_ACTIVITY_
Where a line holds the word "static", copy it from the records.

_Stored items from a collection_
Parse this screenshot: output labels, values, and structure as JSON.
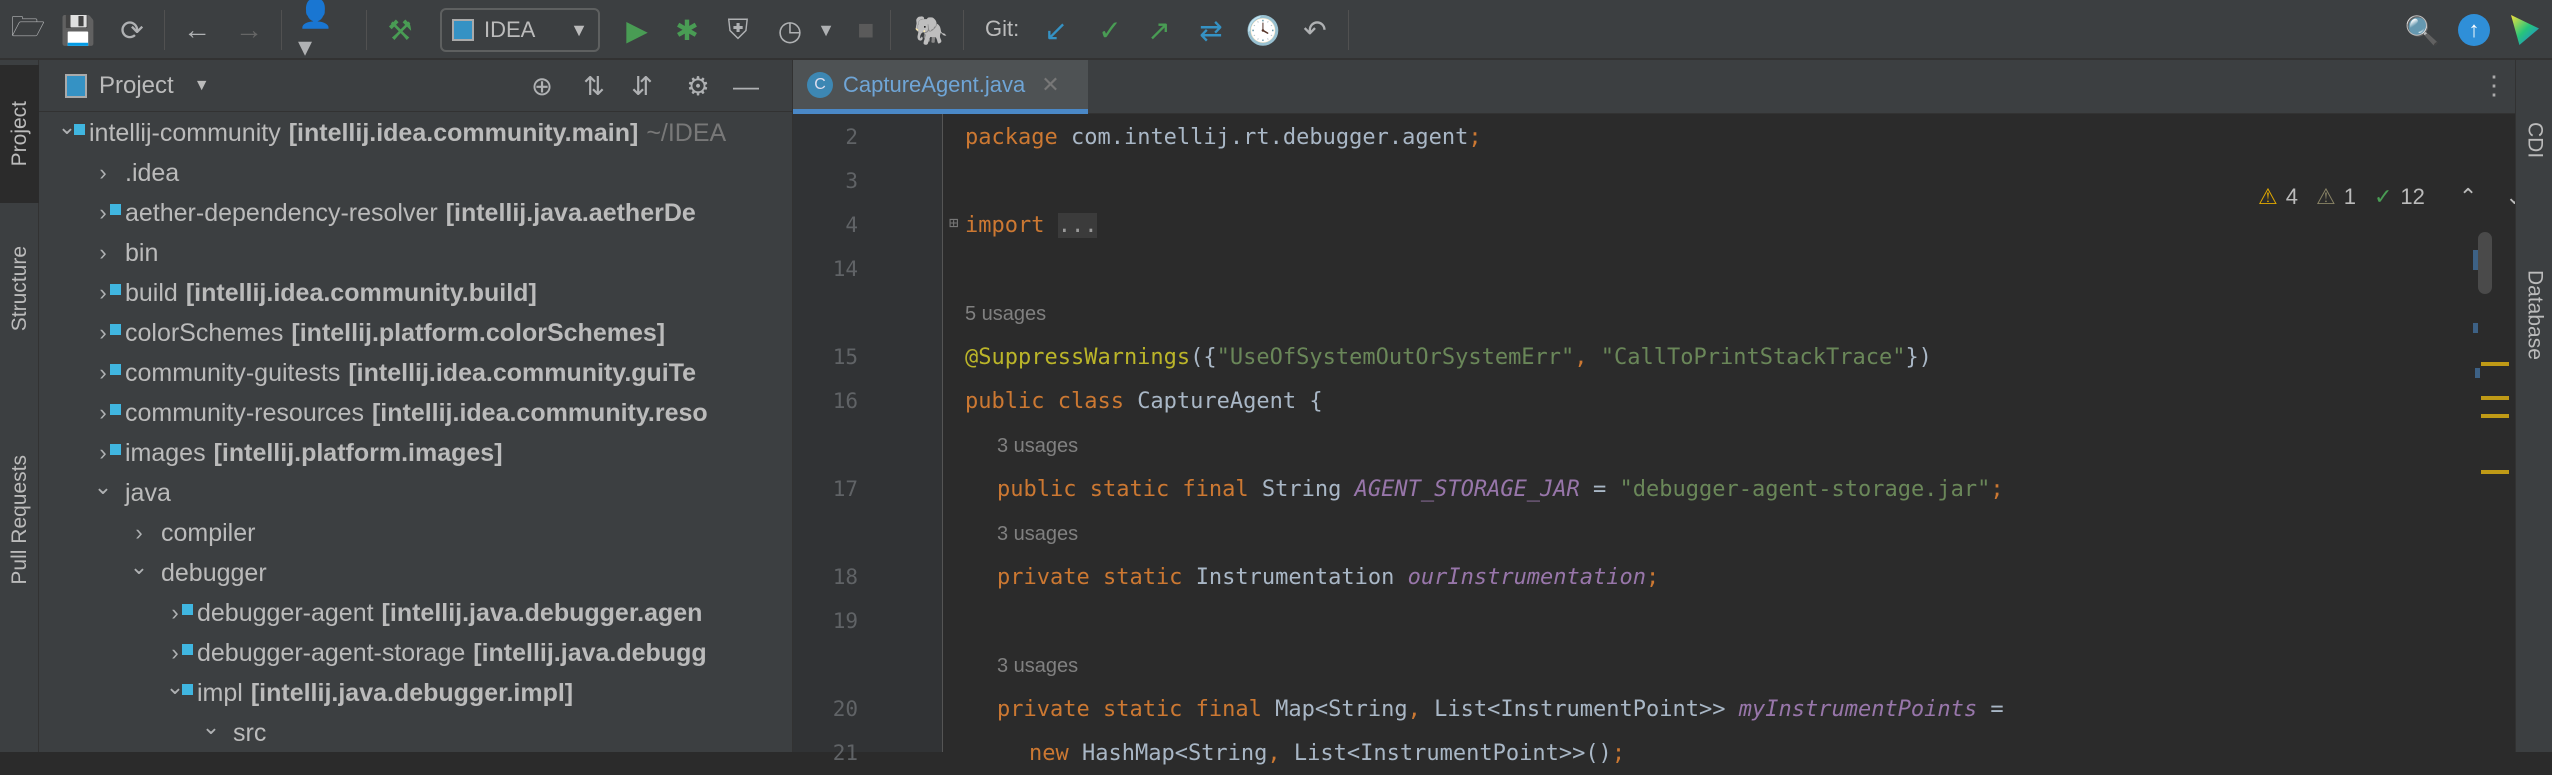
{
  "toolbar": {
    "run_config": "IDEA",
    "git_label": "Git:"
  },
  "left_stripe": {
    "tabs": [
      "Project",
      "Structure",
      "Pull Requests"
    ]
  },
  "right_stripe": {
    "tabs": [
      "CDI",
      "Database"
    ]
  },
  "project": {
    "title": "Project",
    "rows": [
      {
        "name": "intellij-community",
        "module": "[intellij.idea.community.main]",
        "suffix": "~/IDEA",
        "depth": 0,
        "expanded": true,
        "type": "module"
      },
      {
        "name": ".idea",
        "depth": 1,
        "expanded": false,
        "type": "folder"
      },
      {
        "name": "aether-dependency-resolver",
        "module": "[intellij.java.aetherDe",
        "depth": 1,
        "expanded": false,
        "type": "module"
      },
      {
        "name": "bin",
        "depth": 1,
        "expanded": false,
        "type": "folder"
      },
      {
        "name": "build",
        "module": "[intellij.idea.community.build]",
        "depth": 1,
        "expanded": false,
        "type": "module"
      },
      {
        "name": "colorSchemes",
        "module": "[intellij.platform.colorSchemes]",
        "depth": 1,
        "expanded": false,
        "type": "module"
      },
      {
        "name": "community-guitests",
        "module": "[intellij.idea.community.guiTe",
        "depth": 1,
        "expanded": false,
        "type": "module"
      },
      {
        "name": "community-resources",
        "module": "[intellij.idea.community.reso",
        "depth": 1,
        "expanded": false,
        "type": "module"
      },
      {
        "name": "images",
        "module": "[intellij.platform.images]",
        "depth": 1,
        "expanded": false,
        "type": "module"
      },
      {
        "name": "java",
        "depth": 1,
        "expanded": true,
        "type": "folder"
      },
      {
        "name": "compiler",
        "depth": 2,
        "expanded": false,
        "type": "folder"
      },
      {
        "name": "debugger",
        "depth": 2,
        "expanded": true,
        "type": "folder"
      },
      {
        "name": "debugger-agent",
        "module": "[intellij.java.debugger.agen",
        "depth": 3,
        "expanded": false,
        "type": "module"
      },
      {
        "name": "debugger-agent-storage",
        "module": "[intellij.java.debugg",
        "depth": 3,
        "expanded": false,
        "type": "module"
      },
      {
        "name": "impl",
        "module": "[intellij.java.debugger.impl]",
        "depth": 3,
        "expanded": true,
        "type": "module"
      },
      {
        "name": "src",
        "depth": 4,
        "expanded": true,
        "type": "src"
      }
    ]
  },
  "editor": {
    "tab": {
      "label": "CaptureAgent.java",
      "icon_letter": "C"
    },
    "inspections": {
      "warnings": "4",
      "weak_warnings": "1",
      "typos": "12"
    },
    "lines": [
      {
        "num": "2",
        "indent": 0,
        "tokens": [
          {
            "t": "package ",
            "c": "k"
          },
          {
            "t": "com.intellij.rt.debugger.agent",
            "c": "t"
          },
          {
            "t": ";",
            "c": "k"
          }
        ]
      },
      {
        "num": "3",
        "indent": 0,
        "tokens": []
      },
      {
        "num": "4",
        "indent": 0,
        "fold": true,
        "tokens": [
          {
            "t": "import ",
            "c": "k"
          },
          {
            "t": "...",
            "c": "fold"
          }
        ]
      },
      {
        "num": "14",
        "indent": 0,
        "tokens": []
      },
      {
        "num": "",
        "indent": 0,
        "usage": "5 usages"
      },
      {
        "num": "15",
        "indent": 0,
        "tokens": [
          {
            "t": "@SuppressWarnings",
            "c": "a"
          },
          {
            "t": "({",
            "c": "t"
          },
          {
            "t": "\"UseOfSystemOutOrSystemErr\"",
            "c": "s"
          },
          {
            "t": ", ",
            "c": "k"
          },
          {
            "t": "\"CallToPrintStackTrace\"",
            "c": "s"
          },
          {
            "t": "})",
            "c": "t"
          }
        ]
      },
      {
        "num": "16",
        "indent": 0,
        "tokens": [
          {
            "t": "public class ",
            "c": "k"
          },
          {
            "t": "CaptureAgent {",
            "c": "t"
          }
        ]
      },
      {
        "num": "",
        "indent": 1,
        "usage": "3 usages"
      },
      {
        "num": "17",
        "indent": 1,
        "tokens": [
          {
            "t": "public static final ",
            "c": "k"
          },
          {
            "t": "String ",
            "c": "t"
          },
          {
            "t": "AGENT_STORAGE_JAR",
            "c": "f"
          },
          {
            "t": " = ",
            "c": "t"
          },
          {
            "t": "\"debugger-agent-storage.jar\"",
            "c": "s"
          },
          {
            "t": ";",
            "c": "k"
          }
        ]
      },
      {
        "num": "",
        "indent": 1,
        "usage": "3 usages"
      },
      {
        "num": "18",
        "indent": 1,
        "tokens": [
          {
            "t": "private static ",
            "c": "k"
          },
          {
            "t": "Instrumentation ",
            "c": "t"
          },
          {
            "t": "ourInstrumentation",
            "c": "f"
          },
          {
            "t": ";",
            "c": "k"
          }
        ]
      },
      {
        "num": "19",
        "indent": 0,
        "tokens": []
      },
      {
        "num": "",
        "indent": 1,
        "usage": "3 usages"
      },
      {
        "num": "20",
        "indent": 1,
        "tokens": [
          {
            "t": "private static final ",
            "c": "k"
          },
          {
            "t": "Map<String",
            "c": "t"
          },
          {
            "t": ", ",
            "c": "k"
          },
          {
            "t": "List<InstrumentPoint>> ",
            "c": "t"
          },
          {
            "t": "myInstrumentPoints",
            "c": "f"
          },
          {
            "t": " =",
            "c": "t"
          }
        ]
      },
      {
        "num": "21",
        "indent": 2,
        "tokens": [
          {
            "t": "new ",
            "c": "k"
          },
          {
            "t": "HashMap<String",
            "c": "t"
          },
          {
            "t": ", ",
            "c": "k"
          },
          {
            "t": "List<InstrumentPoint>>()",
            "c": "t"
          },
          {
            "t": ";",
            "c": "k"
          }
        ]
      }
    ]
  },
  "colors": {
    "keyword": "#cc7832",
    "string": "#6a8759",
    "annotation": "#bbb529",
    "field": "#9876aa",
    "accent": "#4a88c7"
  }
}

_FINISHED TASK_
            "t": "public static final ",
            "t": "private static ",
            "t": "private static final ",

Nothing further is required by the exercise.